YOUR TASK: Go through the records below line by line, counting those that contain the word "Authentication"; answer with the count only.

BEGIN

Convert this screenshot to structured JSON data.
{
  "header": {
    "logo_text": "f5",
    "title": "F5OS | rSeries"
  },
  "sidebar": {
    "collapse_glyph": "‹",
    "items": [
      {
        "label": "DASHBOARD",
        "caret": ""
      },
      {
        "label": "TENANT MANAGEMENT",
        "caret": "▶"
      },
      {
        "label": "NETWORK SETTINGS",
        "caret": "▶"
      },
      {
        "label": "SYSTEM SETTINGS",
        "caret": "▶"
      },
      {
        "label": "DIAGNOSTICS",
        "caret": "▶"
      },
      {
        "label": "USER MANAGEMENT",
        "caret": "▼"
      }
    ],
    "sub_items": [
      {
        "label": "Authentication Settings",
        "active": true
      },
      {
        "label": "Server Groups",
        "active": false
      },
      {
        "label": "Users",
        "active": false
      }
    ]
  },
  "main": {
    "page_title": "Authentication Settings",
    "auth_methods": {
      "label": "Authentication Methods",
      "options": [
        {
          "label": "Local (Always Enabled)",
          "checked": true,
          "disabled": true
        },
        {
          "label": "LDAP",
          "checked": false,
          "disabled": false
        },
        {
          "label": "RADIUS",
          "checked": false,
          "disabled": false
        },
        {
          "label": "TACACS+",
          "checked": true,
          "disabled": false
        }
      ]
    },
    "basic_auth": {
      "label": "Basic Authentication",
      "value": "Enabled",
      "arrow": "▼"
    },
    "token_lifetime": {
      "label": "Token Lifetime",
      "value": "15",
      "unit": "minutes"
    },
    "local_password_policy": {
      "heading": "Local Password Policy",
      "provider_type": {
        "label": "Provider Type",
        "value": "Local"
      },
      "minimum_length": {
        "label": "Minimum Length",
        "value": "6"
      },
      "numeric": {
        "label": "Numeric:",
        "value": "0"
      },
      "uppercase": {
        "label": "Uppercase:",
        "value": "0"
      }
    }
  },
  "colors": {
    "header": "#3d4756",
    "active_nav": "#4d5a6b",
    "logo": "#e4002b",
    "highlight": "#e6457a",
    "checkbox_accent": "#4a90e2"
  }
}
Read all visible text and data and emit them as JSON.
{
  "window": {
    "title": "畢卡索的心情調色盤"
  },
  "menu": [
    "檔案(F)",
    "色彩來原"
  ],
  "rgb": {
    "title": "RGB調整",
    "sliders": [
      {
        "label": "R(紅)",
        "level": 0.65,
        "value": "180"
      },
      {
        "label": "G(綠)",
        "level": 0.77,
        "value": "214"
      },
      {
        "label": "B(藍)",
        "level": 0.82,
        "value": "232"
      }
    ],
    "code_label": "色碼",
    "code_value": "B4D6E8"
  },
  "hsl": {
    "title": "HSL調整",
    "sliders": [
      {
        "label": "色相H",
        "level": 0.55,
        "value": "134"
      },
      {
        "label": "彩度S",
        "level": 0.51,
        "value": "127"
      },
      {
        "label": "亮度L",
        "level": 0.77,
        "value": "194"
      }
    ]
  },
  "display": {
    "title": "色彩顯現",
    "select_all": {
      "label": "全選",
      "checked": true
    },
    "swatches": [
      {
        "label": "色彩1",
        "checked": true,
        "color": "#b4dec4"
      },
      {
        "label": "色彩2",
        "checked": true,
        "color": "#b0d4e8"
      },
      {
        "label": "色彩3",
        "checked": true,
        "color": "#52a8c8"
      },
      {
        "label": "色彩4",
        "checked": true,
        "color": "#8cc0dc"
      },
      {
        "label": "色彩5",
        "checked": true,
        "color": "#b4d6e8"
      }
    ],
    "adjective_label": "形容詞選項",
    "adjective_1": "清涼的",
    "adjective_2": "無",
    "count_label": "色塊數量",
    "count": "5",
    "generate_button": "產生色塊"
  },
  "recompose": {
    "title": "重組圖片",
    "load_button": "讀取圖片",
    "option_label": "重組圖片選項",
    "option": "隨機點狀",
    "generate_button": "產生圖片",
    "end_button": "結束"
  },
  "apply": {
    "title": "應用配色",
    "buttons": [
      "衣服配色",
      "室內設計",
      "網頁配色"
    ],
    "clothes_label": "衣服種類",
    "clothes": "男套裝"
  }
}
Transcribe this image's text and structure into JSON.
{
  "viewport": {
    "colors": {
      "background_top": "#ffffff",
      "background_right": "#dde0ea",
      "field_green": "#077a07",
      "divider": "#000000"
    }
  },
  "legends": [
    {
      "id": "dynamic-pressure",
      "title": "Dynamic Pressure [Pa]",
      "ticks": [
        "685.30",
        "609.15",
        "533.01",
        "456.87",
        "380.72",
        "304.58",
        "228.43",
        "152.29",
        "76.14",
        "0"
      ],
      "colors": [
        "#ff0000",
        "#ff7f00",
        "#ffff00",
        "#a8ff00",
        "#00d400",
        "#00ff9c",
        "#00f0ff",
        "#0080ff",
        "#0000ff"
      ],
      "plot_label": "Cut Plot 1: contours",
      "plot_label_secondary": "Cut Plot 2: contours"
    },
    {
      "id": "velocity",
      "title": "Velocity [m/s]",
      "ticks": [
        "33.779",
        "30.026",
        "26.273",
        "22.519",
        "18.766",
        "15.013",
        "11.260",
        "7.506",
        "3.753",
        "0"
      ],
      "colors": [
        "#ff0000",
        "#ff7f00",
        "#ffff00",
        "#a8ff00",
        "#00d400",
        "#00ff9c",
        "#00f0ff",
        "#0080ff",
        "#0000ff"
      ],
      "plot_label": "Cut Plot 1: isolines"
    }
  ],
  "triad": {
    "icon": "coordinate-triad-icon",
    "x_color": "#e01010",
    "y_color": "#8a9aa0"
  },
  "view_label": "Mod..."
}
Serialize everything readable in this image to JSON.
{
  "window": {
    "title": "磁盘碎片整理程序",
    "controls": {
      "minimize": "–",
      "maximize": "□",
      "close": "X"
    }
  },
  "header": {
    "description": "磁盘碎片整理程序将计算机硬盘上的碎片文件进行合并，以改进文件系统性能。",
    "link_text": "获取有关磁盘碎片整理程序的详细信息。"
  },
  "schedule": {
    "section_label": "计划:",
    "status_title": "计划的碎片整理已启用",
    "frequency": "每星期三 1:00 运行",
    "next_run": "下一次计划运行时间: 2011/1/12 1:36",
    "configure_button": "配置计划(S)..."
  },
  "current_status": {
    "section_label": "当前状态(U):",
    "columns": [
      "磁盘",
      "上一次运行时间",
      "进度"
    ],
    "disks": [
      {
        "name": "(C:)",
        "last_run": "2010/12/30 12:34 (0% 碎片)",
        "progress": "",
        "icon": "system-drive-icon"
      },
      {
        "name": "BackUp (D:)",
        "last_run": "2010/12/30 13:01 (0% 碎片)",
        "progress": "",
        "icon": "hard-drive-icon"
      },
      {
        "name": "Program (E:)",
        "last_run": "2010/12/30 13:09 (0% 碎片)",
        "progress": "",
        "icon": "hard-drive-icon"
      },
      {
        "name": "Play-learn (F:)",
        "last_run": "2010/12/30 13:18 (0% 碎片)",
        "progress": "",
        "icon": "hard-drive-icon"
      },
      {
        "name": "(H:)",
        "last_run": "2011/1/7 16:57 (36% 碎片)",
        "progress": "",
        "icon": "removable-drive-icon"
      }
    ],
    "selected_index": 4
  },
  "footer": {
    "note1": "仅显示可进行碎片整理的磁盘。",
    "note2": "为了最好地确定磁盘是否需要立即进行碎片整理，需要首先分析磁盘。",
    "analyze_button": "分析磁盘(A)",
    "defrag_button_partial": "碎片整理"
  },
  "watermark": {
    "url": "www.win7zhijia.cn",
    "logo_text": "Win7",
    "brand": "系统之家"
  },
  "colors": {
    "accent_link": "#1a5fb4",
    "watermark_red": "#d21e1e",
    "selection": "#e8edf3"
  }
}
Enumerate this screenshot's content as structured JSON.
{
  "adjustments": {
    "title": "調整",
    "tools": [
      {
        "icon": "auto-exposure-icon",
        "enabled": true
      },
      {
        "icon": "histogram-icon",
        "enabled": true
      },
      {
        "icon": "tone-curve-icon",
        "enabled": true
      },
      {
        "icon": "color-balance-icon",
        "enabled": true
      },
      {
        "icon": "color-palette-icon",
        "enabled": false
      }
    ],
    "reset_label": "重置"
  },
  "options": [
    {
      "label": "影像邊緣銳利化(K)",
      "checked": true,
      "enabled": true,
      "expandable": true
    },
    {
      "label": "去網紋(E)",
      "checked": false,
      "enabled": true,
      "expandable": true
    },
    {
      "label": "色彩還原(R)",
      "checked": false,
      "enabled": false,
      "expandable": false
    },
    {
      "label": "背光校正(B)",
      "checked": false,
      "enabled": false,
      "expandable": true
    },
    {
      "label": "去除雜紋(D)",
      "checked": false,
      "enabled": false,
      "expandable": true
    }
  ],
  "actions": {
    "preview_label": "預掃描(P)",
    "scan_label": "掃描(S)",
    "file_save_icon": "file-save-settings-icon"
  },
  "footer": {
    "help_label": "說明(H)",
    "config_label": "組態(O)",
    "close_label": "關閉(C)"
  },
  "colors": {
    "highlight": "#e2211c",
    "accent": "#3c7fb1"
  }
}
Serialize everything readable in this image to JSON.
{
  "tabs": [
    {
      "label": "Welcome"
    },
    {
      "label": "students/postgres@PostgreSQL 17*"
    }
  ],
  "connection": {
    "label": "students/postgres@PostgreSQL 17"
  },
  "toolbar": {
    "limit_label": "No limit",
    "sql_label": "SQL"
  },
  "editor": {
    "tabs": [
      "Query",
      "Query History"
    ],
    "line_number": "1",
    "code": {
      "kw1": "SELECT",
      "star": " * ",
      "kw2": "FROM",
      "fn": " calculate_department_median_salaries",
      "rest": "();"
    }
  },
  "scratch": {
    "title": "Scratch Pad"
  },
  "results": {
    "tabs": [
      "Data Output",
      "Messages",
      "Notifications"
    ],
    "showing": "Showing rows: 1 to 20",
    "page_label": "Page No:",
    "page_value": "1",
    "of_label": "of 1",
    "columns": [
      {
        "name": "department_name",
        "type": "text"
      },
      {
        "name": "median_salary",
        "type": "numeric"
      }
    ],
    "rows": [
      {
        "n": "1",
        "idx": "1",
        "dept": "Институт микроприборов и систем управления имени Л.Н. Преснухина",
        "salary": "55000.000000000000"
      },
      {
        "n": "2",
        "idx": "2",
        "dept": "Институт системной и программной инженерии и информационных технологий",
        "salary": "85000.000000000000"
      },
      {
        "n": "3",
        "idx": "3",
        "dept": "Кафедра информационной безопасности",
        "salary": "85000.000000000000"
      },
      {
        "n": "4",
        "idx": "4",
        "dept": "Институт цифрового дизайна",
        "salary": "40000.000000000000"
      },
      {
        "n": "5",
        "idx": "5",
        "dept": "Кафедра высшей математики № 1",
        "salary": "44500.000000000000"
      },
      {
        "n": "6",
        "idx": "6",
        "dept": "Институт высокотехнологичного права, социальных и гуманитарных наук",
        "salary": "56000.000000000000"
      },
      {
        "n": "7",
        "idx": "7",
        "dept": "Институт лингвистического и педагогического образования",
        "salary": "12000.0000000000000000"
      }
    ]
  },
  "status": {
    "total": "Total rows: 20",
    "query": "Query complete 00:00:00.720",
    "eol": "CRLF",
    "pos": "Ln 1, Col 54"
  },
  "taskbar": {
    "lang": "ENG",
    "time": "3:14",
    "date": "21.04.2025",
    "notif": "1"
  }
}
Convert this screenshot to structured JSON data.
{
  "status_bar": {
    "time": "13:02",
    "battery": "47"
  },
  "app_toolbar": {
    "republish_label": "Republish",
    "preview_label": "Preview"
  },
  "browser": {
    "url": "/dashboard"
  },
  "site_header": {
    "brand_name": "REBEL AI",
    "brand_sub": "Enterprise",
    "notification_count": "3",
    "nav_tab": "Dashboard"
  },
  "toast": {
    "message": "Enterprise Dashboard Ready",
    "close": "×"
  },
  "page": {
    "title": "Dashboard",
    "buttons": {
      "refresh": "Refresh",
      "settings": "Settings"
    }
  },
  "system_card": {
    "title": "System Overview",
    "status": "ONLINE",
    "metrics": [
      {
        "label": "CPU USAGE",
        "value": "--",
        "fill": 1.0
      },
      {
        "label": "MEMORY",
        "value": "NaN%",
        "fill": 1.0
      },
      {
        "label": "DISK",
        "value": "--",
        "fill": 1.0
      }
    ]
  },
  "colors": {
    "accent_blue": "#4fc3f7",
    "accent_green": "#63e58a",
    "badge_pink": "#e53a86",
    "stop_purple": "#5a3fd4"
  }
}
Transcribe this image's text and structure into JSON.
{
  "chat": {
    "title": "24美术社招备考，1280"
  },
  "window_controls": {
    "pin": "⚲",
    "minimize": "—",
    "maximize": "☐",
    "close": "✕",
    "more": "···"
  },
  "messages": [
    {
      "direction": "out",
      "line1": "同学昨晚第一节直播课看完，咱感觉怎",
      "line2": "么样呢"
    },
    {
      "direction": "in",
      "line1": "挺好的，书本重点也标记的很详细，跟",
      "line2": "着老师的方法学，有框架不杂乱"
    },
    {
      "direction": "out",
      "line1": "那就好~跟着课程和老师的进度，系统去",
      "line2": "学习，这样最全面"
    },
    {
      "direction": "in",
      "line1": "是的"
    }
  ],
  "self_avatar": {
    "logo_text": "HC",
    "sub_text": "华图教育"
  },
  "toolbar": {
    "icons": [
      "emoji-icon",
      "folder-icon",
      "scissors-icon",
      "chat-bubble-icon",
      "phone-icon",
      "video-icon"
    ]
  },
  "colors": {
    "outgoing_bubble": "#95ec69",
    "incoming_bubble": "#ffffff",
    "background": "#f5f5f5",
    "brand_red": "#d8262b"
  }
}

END

WORKED SOLUTION: 4